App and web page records
# # # #

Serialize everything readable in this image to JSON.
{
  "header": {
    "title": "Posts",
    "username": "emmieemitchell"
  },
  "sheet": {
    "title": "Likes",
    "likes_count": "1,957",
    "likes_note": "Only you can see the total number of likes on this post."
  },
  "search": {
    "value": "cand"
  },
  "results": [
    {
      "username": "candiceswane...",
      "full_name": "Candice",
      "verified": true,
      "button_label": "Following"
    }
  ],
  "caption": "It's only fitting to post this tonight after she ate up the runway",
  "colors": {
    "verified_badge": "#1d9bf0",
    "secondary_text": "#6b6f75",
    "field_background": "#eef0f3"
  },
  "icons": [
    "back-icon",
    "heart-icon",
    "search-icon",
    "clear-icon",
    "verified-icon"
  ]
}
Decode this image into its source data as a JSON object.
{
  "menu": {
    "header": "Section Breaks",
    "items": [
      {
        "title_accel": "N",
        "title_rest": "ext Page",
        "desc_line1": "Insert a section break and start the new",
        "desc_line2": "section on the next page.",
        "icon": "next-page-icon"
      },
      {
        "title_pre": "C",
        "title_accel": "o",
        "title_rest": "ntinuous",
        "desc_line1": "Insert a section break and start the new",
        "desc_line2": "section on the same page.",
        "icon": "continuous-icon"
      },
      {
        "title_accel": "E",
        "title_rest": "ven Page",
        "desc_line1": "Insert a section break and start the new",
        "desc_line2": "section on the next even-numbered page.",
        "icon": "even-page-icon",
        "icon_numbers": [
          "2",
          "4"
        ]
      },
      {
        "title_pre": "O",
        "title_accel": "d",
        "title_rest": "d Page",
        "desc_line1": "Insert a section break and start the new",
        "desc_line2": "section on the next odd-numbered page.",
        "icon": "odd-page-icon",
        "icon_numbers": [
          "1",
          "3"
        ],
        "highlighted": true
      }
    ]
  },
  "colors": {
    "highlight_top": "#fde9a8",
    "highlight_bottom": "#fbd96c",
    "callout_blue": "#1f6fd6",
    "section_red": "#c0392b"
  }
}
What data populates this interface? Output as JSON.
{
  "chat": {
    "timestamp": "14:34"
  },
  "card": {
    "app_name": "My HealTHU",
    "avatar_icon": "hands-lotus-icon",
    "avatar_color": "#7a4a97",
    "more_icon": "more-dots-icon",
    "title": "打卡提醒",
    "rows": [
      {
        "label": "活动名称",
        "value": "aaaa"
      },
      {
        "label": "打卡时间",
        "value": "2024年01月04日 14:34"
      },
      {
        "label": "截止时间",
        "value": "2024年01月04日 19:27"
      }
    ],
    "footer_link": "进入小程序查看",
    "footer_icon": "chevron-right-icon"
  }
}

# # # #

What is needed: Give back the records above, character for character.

Completed exercise:
Serialize everything readable in this image to JSON.
{
  "header": {
    "title": "Posts",
    "username": "emmieemitchell"
  },
  "sheet": {
    "title": "Likes",
    "likes_count": "1,957",
    "likes_note": "Only you can see the total number of likes on this post."
  },
  "search": {
    "value": "cand"
  },
  "results": [
    {
      "username": "candiceswane...",
      "full_name": "Candice",
      "verified": true,
      "button_label": "Following"
    }
  ],
  "caption": "It's only fitting to post this tonight after she ate up the runway",
  "colors": {
    "verified_badge": "#1d9bf0",
    "secondary_text": "#6b6f75",
    "field_background": "#eef0f3"
  },
  "icons": [
    "back-icon",
    "heart-icon",
    "search-icon",
    "clear-icon",
    "verified-icon"
  ]
}
Decode this image into its source data as a JSON object.
{
  "menu": {
    "header": "Section Breaks",
    "items": [
      {
        "title_accel": "N",
        "title_rest": "ext Page",
        "desc_line1": "Insert a section break and start the new",
        "desc_line2": "section on the next page.",
        "icon": "next-page-icon"
      },
      {
        "title_pre": "C",
        "title_accel": "o",
        "title_rest": "ntinuous",
        "desc_line1": "Insert a section break and start the new",
        "desc_line2": "section on the same page.",
        "icon": "continuous-icon"
      },
      {
        "title_accel": "E",
        "title_rest": "ven Page",
        "desc_line1": "Insert a section break and start the new",
        "desc_line2": "section on the next even-numbered page.",
        "icon": "even-page-icon",
        "icon_numbers": [
          "2",
          "4"
        ]
      },
      {
        "title_pre": "O",
        "title_accel": "d",
        "title_rest": "d Page",
        "desc_line1": "Insert a section break and start the new",
        "desc_line2": "section on the next odd-numbered page.",
        "icon": "odd-page-icon",
        "icon_numbers": [
          "1",
          "3"
        ],
        "highlighted": true
      }
    ]
  },
  "colors": {
    "highlight_top": "#fde9a8",
    "highlight_bottom": "#fbd96c",
    "callout_blue": "#1f6fd6",
    "section_red": "#c0392b"
  }
}
What data populates this interface? Output as JSON.
{
  "chat": {
    "timestamp": "14:34"
  },
  "card": {
    "app_name": "My HealTHU",
    "avatar_icon": "hands-lotus-icon",
    "avatar_color": "#7a4a97",
    "more_icon": "more-dots-icon",
    "title": "打卡提醒",
    "rows": [
      {
        "label": "活动名称",
        "value": "aaaa"
      },
      {
        "label": "打卡时间",
        "value": "2024年01月04日 14:34"
      },
      {
        "label": "截止时间",
        "value": "2024年01月04日 19:27"
      }
    ],
    "footer_link": "进入小程序查看",
    "footer_icon": "chevron-right-icon"
  }
}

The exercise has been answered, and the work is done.